Similar to the low Medicaid reimbursement rates to physicians, causing physicians to not accept Medicaid, any sort of cut to group home funding (including the residents not qualifying for PCS due to the new criteria and without special funding to cover the difference), group homes will inevitably close. You simply cannot expect a person to keep a group home open when no profit is made. Just as if you cannot expect a doctor to accept Medicaid patients if no profit is made.
So, is the State of North Carolina saving money by not providing additional funding to those PCS recipients who no longer qualify for PCS? Hey, the Medicaid budget goes down, right? But what happens to those adults with severe mental illnesses when, because of the lack of PCS funds, the group homes either close or turn out those residents who no longer qualify for PCS?
In a perfect world, I guess the families of the adult Medicaid recipients would take them in and all would be fine. But I gather there is a reason that these recipients are in a group home and not with family.
No, since this is not a perfect world, most of these adults with severe mental illnesses, without a group home, would be homeless and, eventually, if not immediately, would be hospitalized at a much higher price that a group home.
So these adult Medicaid recipients are stable in a group home. Well-cared for. Most likely, have relationships with the staff and other residents. But because of the new PCS criteria and the fact that the NC budget does not provide funding for Medicaid residents that no longer qualify for the PCS funding, we will uproot the adults with severe mental illness, send them into the world, expect them to be ok, and, then, later, pay much more money to the hospitals that are forced to take in these Medicaid recipients due to whatever issues caused the hospitalization.
Hmmmm….at least the Medicaid budget is lower.

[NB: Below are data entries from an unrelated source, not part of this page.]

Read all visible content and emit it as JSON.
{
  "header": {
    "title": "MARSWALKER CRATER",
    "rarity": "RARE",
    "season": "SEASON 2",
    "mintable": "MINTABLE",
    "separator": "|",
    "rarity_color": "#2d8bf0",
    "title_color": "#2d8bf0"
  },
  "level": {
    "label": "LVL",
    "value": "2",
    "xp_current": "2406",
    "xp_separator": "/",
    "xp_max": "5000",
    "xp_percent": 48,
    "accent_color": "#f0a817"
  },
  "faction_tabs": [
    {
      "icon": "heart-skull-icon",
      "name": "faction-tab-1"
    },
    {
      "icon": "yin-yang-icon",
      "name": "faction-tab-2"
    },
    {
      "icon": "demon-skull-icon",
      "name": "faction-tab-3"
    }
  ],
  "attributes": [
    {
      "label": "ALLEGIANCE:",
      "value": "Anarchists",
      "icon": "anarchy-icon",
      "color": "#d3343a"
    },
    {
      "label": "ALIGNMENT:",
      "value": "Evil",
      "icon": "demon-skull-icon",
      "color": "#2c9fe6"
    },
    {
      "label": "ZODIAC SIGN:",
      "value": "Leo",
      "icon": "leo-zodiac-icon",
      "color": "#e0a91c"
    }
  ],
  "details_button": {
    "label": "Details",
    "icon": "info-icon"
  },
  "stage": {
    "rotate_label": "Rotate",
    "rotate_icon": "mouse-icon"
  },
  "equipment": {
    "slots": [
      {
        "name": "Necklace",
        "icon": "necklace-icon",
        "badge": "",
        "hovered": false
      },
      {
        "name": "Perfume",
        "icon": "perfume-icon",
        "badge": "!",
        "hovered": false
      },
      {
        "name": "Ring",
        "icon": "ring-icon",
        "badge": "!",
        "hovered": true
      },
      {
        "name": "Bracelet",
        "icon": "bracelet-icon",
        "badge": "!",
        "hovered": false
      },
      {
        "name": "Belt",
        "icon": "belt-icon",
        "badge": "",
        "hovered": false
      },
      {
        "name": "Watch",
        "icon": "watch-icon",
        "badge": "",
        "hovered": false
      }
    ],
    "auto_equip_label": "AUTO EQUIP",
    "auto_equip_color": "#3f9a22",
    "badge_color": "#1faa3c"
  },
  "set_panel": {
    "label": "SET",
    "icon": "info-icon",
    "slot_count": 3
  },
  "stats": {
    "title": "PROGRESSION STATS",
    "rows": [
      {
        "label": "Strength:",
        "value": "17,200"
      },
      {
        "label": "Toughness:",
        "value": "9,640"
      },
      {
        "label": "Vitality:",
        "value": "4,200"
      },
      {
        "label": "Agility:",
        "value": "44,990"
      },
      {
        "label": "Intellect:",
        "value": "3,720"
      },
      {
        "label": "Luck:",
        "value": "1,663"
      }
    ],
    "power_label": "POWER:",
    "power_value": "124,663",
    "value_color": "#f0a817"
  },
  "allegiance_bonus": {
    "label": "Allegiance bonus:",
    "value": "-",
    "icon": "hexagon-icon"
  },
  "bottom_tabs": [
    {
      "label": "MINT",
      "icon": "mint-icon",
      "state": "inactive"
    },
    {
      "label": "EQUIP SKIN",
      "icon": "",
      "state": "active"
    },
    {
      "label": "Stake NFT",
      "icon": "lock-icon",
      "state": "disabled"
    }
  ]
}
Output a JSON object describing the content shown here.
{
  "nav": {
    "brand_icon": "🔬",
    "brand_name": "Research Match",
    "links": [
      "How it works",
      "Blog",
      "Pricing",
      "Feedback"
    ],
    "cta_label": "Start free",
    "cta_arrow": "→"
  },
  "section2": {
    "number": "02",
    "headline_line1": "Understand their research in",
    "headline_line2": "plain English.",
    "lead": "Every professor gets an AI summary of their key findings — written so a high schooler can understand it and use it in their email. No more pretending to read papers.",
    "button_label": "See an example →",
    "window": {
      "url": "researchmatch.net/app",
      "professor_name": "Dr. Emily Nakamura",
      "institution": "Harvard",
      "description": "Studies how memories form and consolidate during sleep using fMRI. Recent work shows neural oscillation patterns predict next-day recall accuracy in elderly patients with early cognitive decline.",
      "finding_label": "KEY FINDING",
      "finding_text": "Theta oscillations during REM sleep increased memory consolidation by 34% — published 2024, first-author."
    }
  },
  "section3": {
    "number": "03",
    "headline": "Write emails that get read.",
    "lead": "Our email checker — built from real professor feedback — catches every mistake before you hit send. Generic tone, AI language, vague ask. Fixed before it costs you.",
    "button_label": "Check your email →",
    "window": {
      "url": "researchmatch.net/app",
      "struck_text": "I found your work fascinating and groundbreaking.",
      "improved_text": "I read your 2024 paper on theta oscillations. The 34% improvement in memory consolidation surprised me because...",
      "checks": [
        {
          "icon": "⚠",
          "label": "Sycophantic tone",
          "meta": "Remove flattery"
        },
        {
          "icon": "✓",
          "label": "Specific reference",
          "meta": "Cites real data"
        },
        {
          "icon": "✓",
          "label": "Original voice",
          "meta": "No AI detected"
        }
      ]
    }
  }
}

Posted on May 30, 2013, in Budget, Division of Medical Assistance, Group Homes, Health Care Providers and Services, Hospitals, Legislation, Medicaid, Medicaid Costs, Medicaid Funds, Medicaid Recipients, Mental Health, Mental Illness, North Carolina, Perdue, Personal Care Services, Reduction in Medicaid Payments and tagged Adults with Mental Illness, Division of Medical Assistance, General Assembly, Group home, Health care provider, Medicaid, Medicaid Budget, Medicaid recipients, North Carolina, PCS, Personal care, Personal Care Services. Bookmark the permalink. Leave a comment.